On my right was a 7-eleven that I stumbled to for a reason that I cannot remember but I am sure is as justified as my recent scooter ride with an almost-stranger.

I yelled at them crazily while gathering my things just as a Thai worker from the hostel drove his scooter passed and slowed. I hopped on the back blocking out screams of dismay behind me. With the night air cooling my anger, I got to the police barrage; the entrance to the Half Moon insanity. I stood there slightly dazed. The road ahead was pitch black. Guilt overtook my annoyance. On my right was a 7-eleven that I stumbled to for a reason that I cannot remember but I am sure is as justified as my recent scooter ride with an almost-stranger.

“Well! You look lost darling. Sit! Have a beer! Prost!”

With newfound friends, I sat for what might have been a few minutes or an hour. Time had become obsolete. We chatted about Thailand and Koh Phangan and parties and sand. I was introduced as “the lost one” to everyone who stopped by. I thought it had a nice flair. They didn’t know how well it defined me.

I couldn’t make up my mind about which emotion to feel and so I felt them all. I was lost, aggressive, ecstatic.

Then, spoken French made its way through the fuzziness of the moment. I answered to it. A tall Frenchman responded.
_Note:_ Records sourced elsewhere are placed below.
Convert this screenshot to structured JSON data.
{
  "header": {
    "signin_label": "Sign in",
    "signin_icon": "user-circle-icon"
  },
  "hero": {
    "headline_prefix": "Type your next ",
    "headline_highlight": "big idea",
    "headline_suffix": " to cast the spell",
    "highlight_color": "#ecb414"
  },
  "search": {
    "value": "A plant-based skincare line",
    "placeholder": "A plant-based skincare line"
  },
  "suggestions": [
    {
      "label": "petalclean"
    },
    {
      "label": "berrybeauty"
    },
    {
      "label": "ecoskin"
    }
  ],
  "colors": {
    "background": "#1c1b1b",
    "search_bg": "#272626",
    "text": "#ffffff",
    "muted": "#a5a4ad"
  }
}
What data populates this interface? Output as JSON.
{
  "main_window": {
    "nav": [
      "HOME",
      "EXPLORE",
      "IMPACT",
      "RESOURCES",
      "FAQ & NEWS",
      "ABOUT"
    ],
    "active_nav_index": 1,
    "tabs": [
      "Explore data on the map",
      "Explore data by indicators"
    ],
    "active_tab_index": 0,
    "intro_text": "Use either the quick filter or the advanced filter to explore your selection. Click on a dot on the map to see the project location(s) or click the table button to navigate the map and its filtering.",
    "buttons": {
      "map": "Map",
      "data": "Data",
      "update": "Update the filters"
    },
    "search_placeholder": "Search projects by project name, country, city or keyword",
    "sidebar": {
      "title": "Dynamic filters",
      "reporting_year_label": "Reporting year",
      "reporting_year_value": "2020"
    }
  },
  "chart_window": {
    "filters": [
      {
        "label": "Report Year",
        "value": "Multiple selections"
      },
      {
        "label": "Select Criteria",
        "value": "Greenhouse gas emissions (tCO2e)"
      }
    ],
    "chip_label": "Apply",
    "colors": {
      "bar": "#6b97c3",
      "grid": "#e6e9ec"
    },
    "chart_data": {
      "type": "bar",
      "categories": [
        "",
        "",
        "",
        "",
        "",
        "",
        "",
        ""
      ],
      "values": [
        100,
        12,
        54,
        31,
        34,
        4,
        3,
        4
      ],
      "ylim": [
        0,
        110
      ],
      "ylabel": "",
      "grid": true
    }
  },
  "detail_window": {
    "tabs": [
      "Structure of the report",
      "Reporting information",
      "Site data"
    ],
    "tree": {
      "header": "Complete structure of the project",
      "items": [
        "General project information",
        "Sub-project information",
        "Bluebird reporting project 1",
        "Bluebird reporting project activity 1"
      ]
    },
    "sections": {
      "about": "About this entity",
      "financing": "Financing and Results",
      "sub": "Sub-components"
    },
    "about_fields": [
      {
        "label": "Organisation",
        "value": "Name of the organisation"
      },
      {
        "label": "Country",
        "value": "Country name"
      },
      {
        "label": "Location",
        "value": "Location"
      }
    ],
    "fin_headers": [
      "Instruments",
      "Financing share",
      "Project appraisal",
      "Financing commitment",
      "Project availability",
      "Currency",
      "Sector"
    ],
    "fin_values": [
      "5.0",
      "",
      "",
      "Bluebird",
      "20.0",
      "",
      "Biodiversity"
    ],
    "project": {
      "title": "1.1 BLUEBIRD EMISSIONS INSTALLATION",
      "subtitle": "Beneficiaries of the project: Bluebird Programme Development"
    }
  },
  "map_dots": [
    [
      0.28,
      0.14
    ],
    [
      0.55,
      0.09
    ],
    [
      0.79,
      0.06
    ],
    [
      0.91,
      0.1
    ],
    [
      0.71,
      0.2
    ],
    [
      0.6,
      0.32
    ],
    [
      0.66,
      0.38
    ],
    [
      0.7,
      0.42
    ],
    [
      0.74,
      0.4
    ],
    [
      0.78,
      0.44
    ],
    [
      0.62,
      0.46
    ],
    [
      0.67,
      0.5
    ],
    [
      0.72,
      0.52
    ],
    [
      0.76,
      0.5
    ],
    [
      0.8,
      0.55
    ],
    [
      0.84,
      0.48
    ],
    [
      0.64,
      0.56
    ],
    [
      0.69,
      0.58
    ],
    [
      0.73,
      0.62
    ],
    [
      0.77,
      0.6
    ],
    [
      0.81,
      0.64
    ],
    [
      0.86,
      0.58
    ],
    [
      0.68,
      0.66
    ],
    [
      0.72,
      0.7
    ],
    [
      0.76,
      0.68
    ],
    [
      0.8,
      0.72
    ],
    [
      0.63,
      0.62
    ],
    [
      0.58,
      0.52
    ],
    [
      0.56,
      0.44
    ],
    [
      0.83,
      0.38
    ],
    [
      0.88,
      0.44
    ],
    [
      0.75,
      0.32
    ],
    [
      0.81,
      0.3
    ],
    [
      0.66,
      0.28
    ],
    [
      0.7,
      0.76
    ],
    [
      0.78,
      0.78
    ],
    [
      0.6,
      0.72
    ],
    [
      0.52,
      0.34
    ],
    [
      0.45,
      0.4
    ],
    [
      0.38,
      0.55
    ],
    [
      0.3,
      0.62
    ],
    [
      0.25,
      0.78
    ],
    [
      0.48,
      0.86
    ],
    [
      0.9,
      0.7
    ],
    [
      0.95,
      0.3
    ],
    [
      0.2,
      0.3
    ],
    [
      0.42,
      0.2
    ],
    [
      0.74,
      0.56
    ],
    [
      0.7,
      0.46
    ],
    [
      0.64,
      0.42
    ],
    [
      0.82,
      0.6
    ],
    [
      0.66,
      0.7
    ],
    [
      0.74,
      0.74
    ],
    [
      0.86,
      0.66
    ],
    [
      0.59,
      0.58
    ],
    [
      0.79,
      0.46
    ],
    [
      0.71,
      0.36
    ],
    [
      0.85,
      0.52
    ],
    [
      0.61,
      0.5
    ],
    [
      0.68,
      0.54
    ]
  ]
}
He told me I could hop on for a ride. I did.

Dropped off at the entrance of the site, I paid my way in. I disappeared into the crowd and danced until I didn’t. The memories are at the same time colorful, angry, joyful. I couldn’t make up my mind about which emotion to feel and so I felt them all. I was lost, aggressive, ecstatic.

“Stef!”

I turned round and saw a lizard painted in fluorescent colors. He tried to be angry but I stole his hat. Who could be angry with a lizard on his cheek anyway?

A girl in a pink jumpsuit hugged me and I pressed my palm to a man’s chest and transferred fluorescent paint to my forearm.

Then someone in white followed me for a while and we danced and I sat with a short brunette and we became friends forever then never saw each other again. I took someone’s hand jumping high in the sky and held it. A girl in a pink jumpsuit hugged me. I pressed my palm to a man’s chest and transferred fluorescent paint to my forearm. I bumped my toe into a protruding rock and tried to focus on the gash in it. I walked until I my thong was sticky with blood and went to the medical area - the Thais plan for people like me.

With my new white bandage, I stormed off in a direction opposite to the hostel. I heard yells behind me that I ignored. More voices claimed that I was going in the wrong direction but I proudly continued walking. I dragged them away from our hostel, too proud to admit defeat until I agreed to take a taxi in the opposite direction. Without a coin in our pockets, a driver accepted to take us and get the money at arrival. Halfway through, he decided against it. We jumped out of the moving truck. We found another who kept his word. We kept ours and paid him.

Our bungalow was so peaceful. The sounds of the island in the morning sun pulled us into a deep sleep.

             

The Writer

I write stuff for fun, if it was for a living I would be homeless.

Find out more about me, Stefanie, here.

Quotes

The worst thing about being a tourist is having other tourists recognize you as a tourist. Russell Baker